Items from an interface collection
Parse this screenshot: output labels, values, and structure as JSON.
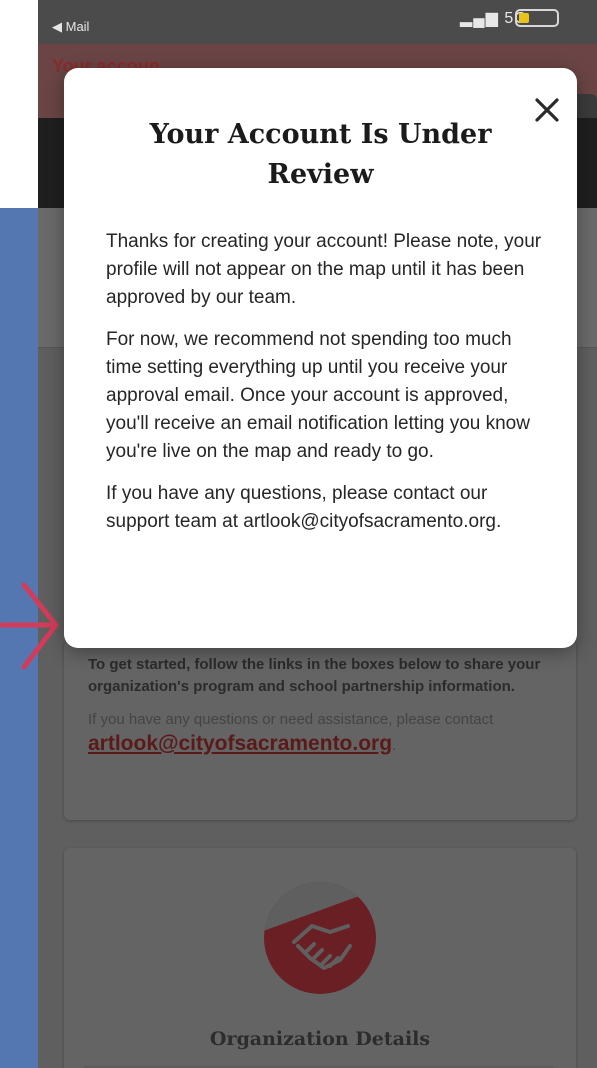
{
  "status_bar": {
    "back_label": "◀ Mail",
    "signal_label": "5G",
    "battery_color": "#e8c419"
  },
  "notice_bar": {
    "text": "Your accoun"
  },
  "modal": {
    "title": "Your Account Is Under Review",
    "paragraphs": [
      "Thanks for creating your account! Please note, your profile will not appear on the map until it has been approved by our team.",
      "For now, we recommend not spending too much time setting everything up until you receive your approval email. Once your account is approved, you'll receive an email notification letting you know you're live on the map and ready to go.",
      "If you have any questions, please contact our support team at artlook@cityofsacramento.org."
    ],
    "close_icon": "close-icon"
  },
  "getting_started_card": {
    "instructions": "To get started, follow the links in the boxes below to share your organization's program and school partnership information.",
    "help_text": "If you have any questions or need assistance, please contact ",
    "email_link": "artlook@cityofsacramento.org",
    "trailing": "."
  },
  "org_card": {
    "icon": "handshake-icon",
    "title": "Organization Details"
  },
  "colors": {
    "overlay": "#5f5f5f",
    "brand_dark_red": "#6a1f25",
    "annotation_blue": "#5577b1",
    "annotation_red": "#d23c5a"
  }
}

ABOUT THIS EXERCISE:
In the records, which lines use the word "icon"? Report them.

WRITTEN RESPONSE:
    "close_icon": "close-icon"
    "icon": "handshake-icon",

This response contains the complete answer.